Driver Eye Height and Sight Distance on Vertical Curves

Analyses were performed to determine the sensitivity of stopping sight distance on vertical curves to driver eye height and other parameters entering into the stopping sight-distance equations. Sight distance was found to be relatively insensitive to eye height. On a given hill crest, sight distance for a driver whose eye height is 6-inches lower than the design eye height (3.75 ft) is only 5% less than the design sight distance. On the other hand, stopping distance is very sensitive to travel speed, pavement friction and reaction time. For example, a 1.8 mph decrease in speed reduces stopping distance by the same amount that a 6-inch decrease in eye height reduces sight distance. Also, sight distance is about 2.5 times more sensitive to obstacle height than eye height. It is argued that reductions in travel speed since the introduction of the 55-mph speed limit compensate for any recent or projected decreases in driver eye height.
Technical Paper

Ford “S” Frame

Since statistics indicate that front impact is the major accident type, Ford has been studying energy-absorbing structures for some time. Early designs such as the “ball and tube” and “rail splitter” were discarded in favor of the “S” frame. Details of the design approach and testing are given in this paper. Design objectives were increased effective collapse distance, compatibility with production practices, and maintenance of satisfactory noise, vibration, and harshness levels. Safety objectives are improved passenger compartment integrity and reduction of seat belt loads. Barrier crash tests at 30 mph (equivalent to collision into standing vehicle at 50 mph) were used to evaluate the design of the “S” frame. Results of testing indicate that occupant restraint with seat belts, combined with front end structural improvements, offer the most promise for injury reduction during service front impact accidents.
Technical Paper

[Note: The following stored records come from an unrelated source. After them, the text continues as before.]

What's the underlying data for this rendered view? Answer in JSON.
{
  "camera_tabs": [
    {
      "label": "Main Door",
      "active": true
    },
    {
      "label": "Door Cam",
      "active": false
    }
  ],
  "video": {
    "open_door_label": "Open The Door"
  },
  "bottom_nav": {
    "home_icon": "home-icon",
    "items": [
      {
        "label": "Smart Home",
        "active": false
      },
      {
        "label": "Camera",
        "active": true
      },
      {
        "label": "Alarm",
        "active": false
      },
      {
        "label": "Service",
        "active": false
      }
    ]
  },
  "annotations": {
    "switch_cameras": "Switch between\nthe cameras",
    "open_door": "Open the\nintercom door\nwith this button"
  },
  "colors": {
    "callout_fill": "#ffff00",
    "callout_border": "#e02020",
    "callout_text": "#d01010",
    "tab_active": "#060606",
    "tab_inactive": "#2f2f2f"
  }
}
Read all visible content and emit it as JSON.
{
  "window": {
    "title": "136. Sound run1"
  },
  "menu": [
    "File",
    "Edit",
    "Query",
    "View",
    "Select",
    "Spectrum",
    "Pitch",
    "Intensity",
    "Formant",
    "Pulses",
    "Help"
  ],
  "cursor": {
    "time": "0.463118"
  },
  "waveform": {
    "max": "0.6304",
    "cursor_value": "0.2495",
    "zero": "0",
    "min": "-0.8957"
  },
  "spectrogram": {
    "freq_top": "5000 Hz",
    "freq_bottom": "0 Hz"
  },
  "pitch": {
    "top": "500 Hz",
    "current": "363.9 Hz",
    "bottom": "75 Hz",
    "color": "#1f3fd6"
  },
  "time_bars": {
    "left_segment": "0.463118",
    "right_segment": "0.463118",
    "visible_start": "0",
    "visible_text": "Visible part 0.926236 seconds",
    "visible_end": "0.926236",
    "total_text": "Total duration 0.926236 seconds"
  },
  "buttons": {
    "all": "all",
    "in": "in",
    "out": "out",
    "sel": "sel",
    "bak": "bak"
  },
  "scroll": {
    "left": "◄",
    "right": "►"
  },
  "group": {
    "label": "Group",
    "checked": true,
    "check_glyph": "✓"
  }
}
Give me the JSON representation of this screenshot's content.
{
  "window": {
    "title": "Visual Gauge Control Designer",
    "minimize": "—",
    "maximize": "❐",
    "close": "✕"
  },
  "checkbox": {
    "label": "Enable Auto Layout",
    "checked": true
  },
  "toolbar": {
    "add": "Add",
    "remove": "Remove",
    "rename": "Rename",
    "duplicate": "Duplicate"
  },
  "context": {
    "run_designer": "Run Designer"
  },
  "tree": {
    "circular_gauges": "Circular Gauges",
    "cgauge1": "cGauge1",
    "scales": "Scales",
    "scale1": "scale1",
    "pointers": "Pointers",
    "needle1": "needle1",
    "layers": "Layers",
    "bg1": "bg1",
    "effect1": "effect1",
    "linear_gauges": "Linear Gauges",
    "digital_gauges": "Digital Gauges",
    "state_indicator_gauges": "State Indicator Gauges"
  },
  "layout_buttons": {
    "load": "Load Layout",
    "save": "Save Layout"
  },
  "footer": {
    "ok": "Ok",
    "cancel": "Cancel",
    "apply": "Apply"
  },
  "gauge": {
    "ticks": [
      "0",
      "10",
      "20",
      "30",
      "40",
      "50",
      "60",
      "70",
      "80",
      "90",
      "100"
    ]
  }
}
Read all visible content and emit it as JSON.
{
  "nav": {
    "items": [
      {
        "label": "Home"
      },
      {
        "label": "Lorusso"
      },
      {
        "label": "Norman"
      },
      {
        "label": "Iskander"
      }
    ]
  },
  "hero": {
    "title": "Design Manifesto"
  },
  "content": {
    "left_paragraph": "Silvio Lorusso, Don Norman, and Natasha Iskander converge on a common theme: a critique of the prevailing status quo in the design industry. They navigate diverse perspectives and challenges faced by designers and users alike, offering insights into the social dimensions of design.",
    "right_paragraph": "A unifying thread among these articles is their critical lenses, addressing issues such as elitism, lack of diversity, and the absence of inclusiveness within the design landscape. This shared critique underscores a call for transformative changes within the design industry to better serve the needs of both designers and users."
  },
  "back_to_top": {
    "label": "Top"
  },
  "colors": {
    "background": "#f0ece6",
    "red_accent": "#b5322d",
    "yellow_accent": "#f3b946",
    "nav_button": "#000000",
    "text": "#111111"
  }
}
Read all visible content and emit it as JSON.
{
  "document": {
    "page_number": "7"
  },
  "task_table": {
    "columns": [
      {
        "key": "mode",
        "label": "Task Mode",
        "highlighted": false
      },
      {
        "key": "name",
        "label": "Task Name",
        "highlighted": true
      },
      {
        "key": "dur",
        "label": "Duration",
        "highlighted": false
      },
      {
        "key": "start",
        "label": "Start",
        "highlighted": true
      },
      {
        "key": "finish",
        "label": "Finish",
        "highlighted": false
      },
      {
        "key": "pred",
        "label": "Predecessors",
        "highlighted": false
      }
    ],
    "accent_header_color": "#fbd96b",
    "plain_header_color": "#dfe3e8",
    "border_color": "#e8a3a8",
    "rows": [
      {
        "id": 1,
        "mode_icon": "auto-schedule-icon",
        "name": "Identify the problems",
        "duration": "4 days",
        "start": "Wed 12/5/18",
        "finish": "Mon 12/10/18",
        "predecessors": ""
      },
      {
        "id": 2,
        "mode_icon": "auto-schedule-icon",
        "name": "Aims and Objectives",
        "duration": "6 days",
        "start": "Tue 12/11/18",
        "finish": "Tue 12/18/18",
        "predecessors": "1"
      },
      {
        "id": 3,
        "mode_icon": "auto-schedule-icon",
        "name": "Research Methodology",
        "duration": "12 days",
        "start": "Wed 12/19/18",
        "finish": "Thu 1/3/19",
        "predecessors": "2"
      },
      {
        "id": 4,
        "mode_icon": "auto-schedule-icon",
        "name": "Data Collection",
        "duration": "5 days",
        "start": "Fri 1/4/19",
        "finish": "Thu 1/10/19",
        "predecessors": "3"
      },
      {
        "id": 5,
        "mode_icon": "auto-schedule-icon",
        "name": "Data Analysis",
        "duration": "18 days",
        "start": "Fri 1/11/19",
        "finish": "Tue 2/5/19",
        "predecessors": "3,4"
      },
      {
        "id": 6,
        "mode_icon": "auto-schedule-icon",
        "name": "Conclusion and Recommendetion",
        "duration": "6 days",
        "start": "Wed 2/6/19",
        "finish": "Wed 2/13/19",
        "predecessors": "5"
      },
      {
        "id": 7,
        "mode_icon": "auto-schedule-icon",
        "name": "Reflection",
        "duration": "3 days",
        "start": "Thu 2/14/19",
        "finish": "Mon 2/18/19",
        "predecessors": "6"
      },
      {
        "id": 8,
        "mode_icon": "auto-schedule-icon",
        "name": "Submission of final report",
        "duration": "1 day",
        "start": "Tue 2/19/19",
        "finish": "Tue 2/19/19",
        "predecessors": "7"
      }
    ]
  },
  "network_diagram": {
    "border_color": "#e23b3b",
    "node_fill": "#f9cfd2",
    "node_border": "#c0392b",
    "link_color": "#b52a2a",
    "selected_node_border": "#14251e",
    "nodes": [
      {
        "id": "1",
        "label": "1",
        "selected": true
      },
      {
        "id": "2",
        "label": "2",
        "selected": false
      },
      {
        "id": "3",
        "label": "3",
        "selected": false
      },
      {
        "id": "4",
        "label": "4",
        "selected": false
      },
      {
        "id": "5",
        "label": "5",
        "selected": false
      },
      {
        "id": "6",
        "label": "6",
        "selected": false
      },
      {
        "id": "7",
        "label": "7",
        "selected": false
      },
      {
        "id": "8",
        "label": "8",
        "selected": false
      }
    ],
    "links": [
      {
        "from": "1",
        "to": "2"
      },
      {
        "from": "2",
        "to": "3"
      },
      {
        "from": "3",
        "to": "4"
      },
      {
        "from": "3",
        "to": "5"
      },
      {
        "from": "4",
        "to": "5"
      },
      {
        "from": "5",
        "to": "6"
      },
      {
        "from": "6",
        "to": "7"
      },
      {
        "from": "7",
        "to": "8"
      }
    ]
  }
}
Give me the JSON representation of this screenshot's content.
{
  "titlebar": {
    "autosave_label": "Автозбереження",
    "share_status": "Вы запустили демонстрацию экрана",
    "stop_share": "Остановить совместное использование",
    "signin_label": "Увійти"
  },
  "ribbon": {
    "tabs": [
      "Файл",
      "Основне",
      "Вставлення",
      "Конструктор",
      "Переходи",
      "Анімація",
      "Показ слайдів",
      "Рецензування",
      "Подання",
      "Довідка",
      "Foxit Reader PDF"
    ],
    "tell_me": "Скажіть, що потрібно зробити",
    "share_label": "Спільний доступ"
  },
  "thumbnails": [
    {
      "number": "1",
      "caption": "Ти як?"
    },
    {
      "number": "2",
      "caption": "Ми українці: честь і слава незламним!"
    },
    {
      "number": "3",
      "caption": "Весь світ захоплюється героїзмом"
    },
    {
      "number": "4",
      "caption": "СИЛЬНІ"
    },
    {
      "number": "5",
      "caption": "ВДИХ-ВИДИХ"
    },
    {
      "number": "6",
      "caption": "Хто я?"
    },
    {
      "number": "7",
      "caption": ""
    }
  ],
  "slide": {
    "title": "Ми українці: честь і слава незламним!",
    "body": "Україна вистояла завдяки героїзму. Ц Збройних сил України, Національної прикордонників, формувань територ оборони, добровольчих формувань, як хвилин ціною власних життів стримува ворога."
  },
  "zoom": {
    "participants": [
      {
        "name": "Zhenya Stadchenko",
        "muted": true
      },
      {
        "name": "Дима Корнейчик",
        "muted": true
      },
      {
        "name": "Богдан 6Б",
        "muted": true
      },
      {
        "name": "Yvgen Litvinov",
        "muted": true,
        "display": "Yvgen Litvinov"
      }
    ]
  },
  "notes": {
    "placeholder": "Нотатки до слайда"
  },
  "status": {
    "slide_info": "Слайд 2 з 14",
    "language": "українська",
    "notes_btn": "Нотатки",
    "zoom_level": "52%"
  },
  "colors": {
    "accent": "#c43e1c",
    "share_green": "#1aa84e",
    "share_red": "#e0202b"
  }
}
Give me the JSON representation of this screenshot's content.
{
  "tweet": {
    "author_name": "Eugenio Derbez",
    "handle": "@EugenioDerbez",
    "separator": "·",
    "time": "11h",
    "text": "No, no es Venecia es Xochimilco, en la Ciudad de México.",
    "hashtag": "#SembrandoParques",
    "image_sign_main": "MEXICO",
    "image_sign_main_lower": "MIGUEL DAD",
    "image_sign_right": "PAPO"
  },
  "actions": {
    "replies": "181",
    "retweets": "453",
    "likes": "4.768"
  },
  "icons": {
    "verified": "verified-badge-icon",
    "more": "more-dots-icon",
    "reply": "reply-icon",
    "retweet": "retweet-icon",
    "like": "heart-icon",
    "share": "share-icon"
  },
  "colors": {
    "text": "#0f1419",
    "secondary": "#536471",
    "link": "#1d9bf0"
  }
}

The Ford 427 Cubic Inch Single Overhead Cam Engine

Continuing demands for performance improvements in passenger car engines led to the development of the Ford 427 cu in. single overhead cam engine. See Fig. 1. Author discusses manner in which development of this engine was accomplished, using several design parameters, which included new and previously proved features.
Technical Paper

Performance and Economic Objectives for Over-the-Road Powerplants of the Future

The purpose of this paper is to project the performance and economic objectives of over-the-road powerplants in the decade of the 1970’s. The influencing factors for this projection are trends in: intercity ton miles of freight, size and weight legislation, the interstate highway system maximum legal speed laws, and operating costs of interstate carriers. These factors set the stage and establish the horizon for over-the-road vehicles of tomorrow.
Technical Paper

Recent Developments in Penetration Resistance of Windshield Glass

A twofold improvement in penetration resistance of laminated safety glass for use in vehicle windshields has been achieved. A new test procedure has been established which will provide better correlation of test conditions to accident conditions than present tests do. Present windshield material and the new safety glazings are compared.
Technical Paper

Combustion Chamber Effects on Burn Rates in a High Swirl Spark Ignition Engine

Experimental measurements of burn rates have been carried out in a single cylinder homogeneous charge engine. Three different combustion chambers were investigated (75 % and 60 % squish bowl-in-piston chambers and a disk chamber) using a cylinder head with a swirl producing intake port and near central spark location. Data were obtained with each combustion chamber as a function of spark timing, EGR, and load at 1500 RPM. The combustion rate is strongly influenced by chamber shape. The 10-90 % burn durations of the 75 % and 60 % squish chambers are respectively about 40 % and 60 % that of the disk chamber. Chamber configuration had less effect on 0-10 % burn duration. The disk had about 25 % longer 0-10 % burn time than the bowl-in-piston chambers. Modifications to the GESIM model enabled good overall agreement between predictions and experimental data, a rather severe test of the model because the coupling of fluid mechanics, combustion and chamber geometry must be properly modeled.